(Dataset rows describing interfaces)
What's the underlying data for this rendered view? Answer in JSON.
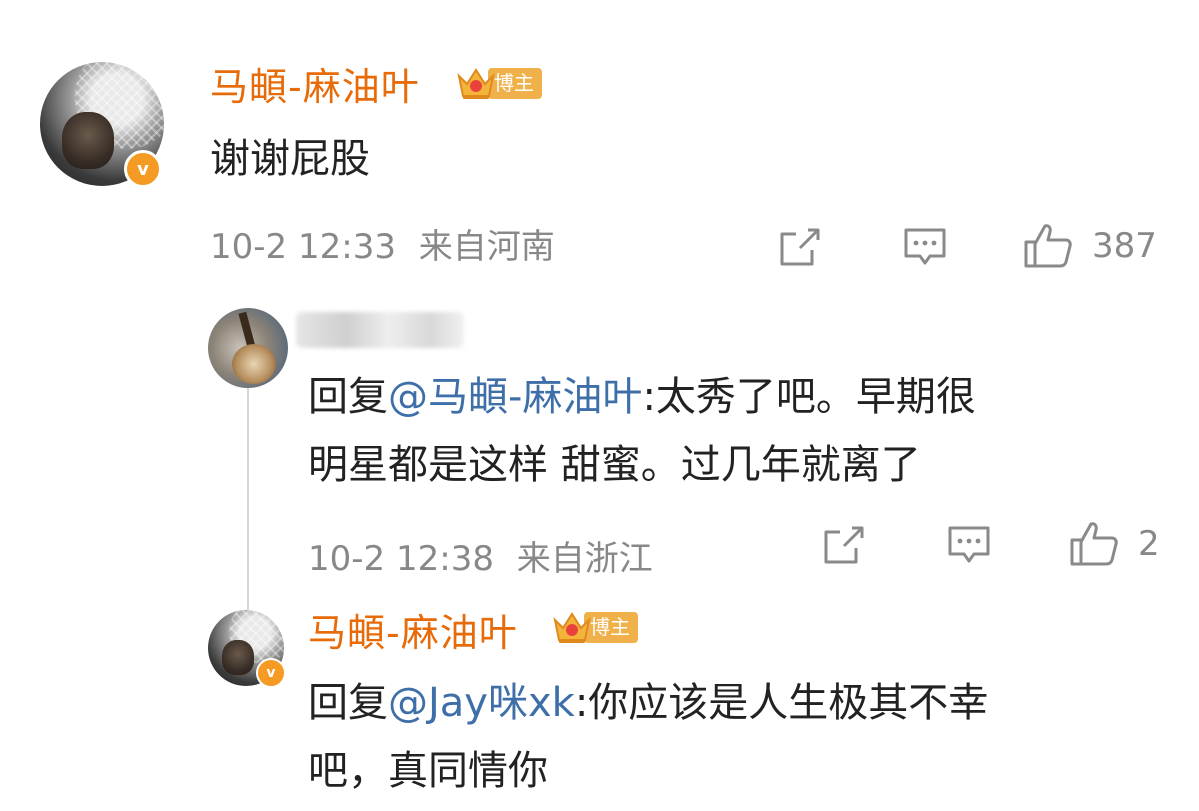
{
  "comments": [
    {
      "author": "马頔-麻油叶",
      "tag": "博主",
      "text": "谢谢屁股",
      "time": "10-2 12:33",
      "location": "来自河南",
      "likes": "387"
    },
    {
      "author": "",
      "reply_prefix": "回复",
      "mention": "@马頔-麻油叶",
      "text_line1": ":太秀了吧。早期很",
      "text_line2": "明星都是这样 甜蜜。过几年就离了",
      "time": "10-2 12:38",
      "location": "来自浙江",
      "likes": "2"
    },
    {
      "author": "马頔-麻油叶",
      "tag": "博主",
      "reply_prefix": "回复",
      "mention": "@Jay咪xk",
      "text_line1": ":你应该是人生极其不幸",
      "text_line2": "吧，真同情你"
    }
  ],
  "icons": {
    "share": "share-icon",
    "comment": "comment-icon",
    "like": "thumbs-up-icon",
    "verified": "verified-badge-icon",
    "crown": "crown-icon"
  },
  "colors": {
    "name": "#e86b0a",
    "mention": "#3f6fa8",
    "meta": "#888888",
    "verified": "#f59a23"
  }
}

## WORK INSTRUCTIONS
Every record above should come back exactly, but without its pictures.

## ANSWER TO THE PROBLEM
What's the underlying data for this rendered view? Answer in JSON.
{
  "comments": [
    {
      "author": "马頔-麻油叶",
      "tag": "博主",
      "text": "谢谢屁股",
      "time": "10-2 12:33",
      "location": "来自河南",
      "likes": "387"
    },
    {
      "author": "",
      "reply_prefix": "回复",
      "mention": "@马頔-麻油叶",
      "text_line1": ":太秀了吧。早期很",
      "text_line2": "明星都是这样 甜蜜。过几年就离了",
      "time": "10-2 12:38",
      "location": "来自浙江",
      "likes": "2"
    },
    {
      "author": "马頔-麻油叶",
      "tag": "博主",
      "reply_prefix": "回复",
      "mention": "@Jay咪xk",
      "text_line1": ":你应该是人生极其不幸",
      "text_line2": "吧，真同情你"
    }
  ],
  "icons": {
    "share": "share-icon",
    "comment": "comment-icon",
    "like": "thumbs-up-icon",
    "verified": "verified-badge-icon",
    "crown": "crown-icon"
  },
  "colors": {
    "name": "#e86b0a",
    "mention": "#3f6fa8",
    "meta": "#888888",
    "verified": "#f59a23"
  }
}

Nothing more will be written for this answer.